North Americans have a very diverse diet for the most part, with many different types of cuisine to choose from. However, we are still consuming an alarming number of foods that have been banned around the globe, despite having a big menu to pick from.
Foods may be banned internationally for a number of reasons, from unsafe additives to the harmful practices used to create the food in the first place. Here are six forbidden foods that Americans still dig into on the regular…
Bread Made with Potassium Bromate
Breads enriched with the ingredient, Potassium Bromate, have already been banned in Canada, the European Union, and China. According to LiveScience.com, the additive has been linked to causing cancer in rats and mice.
The addition of potassium bromate can help “age” bread faster than exposure to air, adds the source. It helps create an end product that is “fluffy, soft, and unnaturally white”. Most of the bromate dissipates after proper baking, to less than 20 parts per billion, explains the article. However, improper baking can cause a spike in these levels.
Olestra (or Olean) is a fat substitute product developed to “lighten” potato chips. However, some countries (including Canada) have recognized associated health hazards and banned it. Shape magazine explains the additive can cause increased trips to the bathroom (you can imagine why).
The source also explains that this fat substitute can actually make you fat. It cites a Purdue University study that shows rats fed these types of potato chips ate more and gained more weight than rats that ate good old greasy potato snacks.
The name of this “food” should be enough to turn stomachs, but according to Distractify, Americans are still eating this stuff in large quantities. Pink slime is made from the meat that clings to cartilage and is extracted by a machine, explains the source. Yuck.
If you’re eating hot dogs, burgers, and a number of other common American staples, there’s a good chance you’re eating this stuff. The source explains the “meat” is more likely to carry unhealthy pathogens due to its proximity to bone. It has been banned in the European Union.
Shark Fin Soup
While fishing for sharks for the purpose of collecting their fins has been banned in U.S. waters, the trade of fins is still allowed in some states and Canadian provinces. Texas was a hub for the shark fin trade, but declared a ban on the trade back in 2015. Several other states have also banned trade.
According to information presented in a Huffington Post article, the practice of finning has caused shark populations to decline dramatically (more than 90-percent of some species). When a shark’s fin is harvested, the shark remains alive and only a small percentage of the animal is used, notes the source.

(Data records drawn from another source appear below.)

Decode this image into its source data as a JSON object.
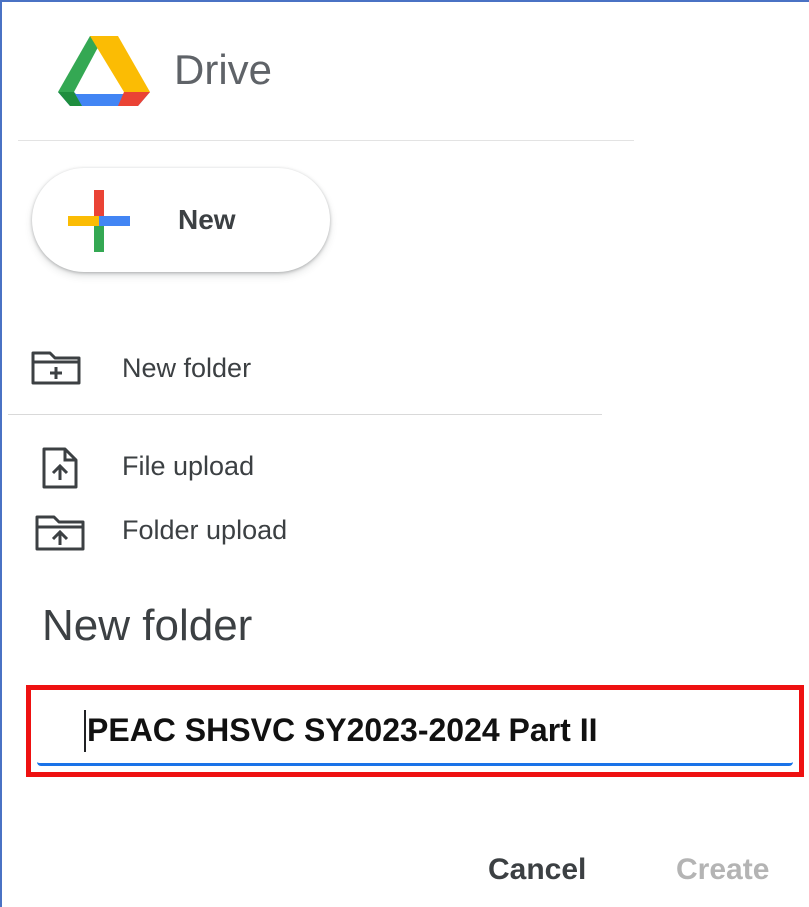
{
  "app": {
    "brand": "Drive"
  },
  "sidebar": {
    "new_button_label": "New",
    "menu": [
      {
        "label": "New folder",
        "icon": "new-folder-icon"
      },
      {
        "label": "File upload",
        "icon": "file-upload-icon"
      },
      {
        "label": "Folder upload",
        "icon": "folder-upload-icon"
      }
    ]
  },
  "dialog": {
    "title": "New folder",
    "input_value": "PEAC SHSVC SY2023-2024 Part II",
    "cancel_label": "Cancel",
    "create_label": "Create"
  },
  "colors": {
    "google_blue": "#4285f4",
    "google_red": "#ea4335",
    "google_yellow": "#fbbc04",
    "google_green": "#34a853",
    "highlight_border": "#ee1111",
    "focus_underline": "#1a73e8",
    "disabled_text": "#b4b4b4"
  }
}
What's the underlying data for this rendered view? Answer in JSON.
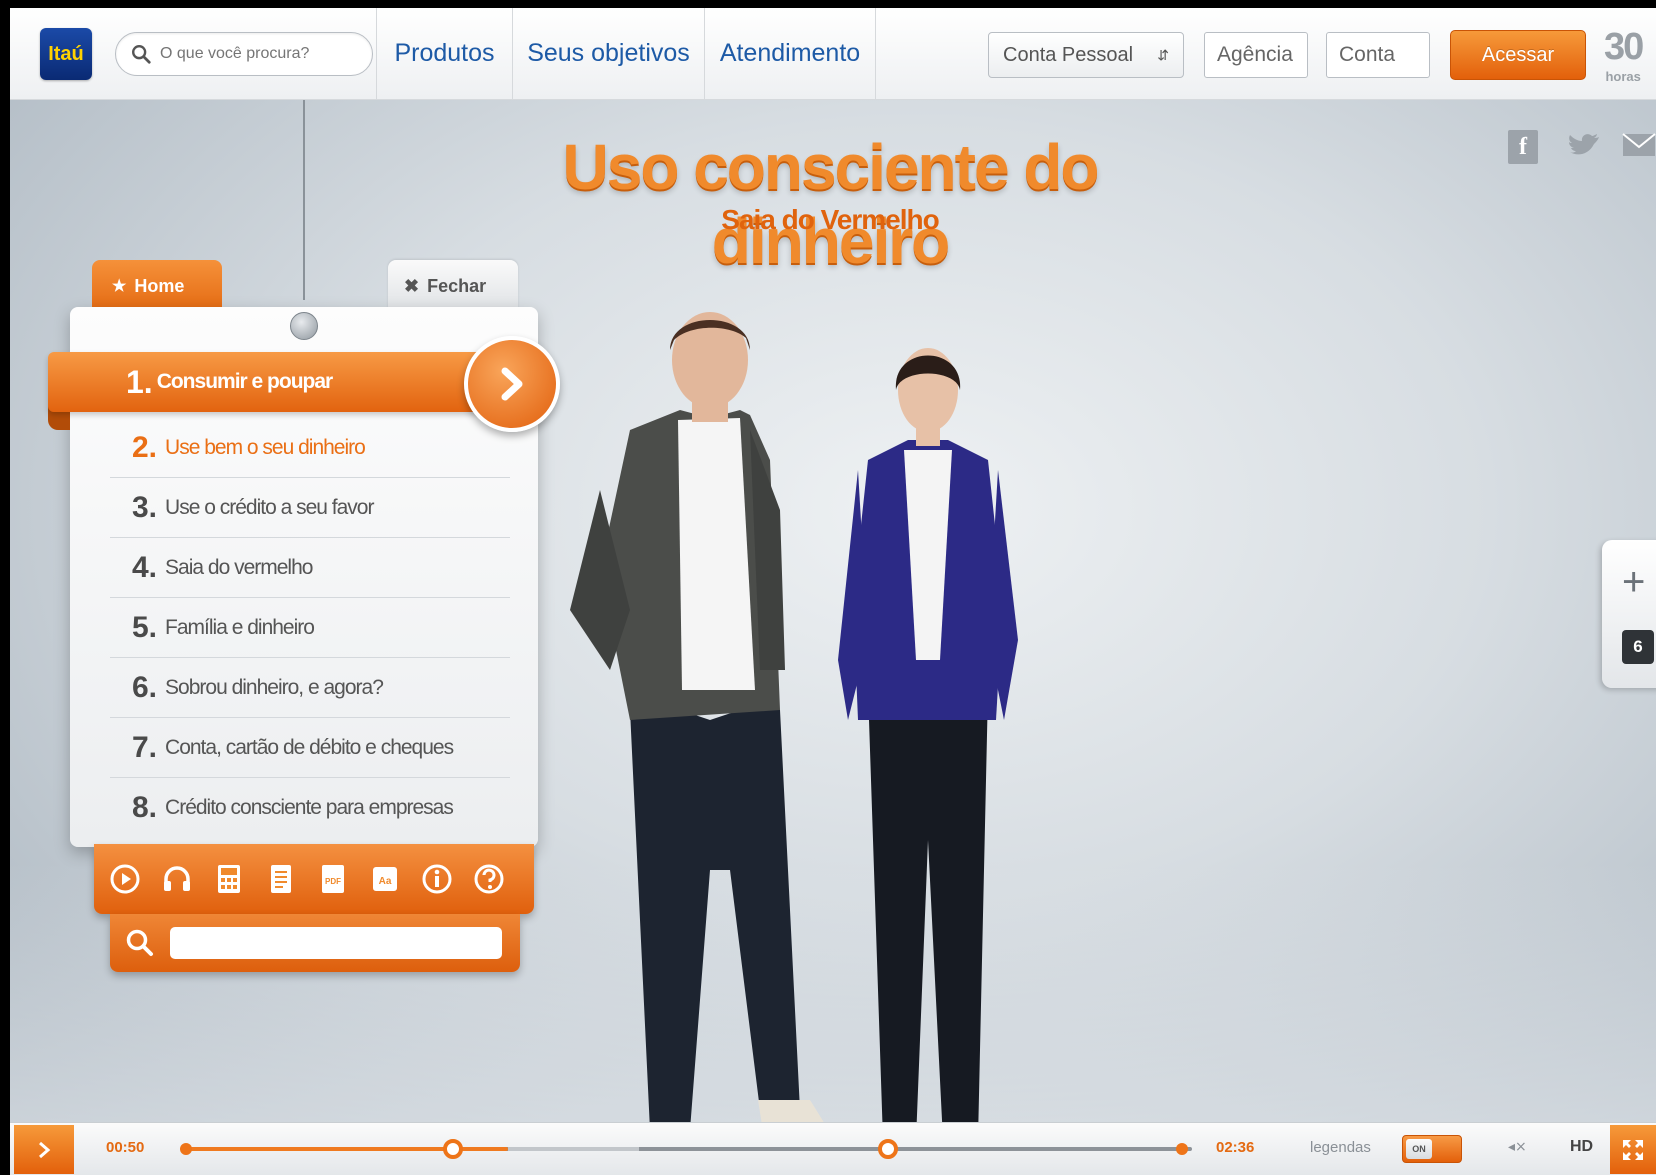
{
  "header": {
    "logo_text": "Itaú",
    "search_placeholder": "O que você procura?",
    "nav": [
      "Produtos",
      "Seus objetivos",
      "Atendimento"
    ],
    "account_type": "Conta Pessoal",
    "agency_placeholder": "Agência",
    "account_placeholder": "Conta",
    "login_button": "Acessar",
    "badge_number": "30",
    "badge_text": "horas"
  },
  "hero": {
    "title": "Uso consciente do dinheiro",
    "subtitle": "Saia do Vermelho"
  },
  "social": {
    "facebook": "f",
    "icons": [
      "facebook-icon",
      "twitter-icon",
      "mail-icon"
    ]
  },
  "menu": {
    "home_tab": "Home",
    "close_tab": "Fechar",
    "active": {
      "num": "1.",
      "label": "Consumir e poupar"
    },
    "items": [
      {
        "num": "2.",
        "label": "Use bem o seu dinheiro"
      },
      {
        "num": "3.",
        "label": "Use o crédito a seu favor"
      },
      {
        "num": "4.",
        "label": "Saia do vermelho"
      },
      {
        "num": "5.",
        "label": "Família e dinheiro"
      },
      {
        "num": "6.",
        "label": "Sobrou dinheiro, e agora?"
      },
      {
        "num": "7.",
        "label": "Conta, cartão de débito e cheques"
      },
      {
        "num": "8.",
        "label": "Crédito consciente para empresas"
      }
    ],
    "tools": [
      "play-icon",
      "headphones-icon",
      "calculator-icon",
      "document-icon",
      "pdf-icon",
      "font-size-icon",
      "info-icon",
      "help-icon"
    ],
    "tool_pdf": "PDF",
    "tool_font": "Aa"
  },
  "side_widget": {
    "plus": "+",
    "count": "6"
  },
  "player": {
    "current_time": "00:50",
    "total_time": "02:36",
    "progress": 0.32,
    "buffered": 0.45,
    "captions_label": "legendas",
    "captions_state": "ON",
    "mute": "◂×",
    "quality": "HD"
  },
  "colors": {
    "accent": "#e8690f",
    "nav_blue": "#1d5aa6"
  }
}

Beef Raised with Hormones
A high portion of the U.S. cattle population is raised with the help of synthetic hormones to help them grow faster. Although hormone-infused beef has been banned in several countries including Japan, China and the European Union, Americans are still eating this meat at record rates.
While the FDA hasn’t banned the practice of using hormones to grow cattle, cancer associations here at home have issued warnings about related hormonal cancers being on the rise. The European Union concluded there’s a cancer risk from U.S. beef as early as 1999.
While the FDA has banned the import of genetically engineered salmon while it works out labeling issues, that doesn’t mean the food will be forever banished, sources point out. In fact, the FDA approved the import of GMO salmon last year from Canada and Panama, but a backlash pushed back the decision (after several big U.S. retail chains have already declared they won’t sell this product).
Concerns include whether these genetically-boosted salmon could escape into open waters and breed with other salmon (although the company that applied for the import claims these fish are raised in land-locked farms). Meanwhile, consider this report from Mother Jones, which states antibiotics have increasingly been used for meat production (including fish farms) in the U.S., and that these products contain antibiotic-resistant bacteria.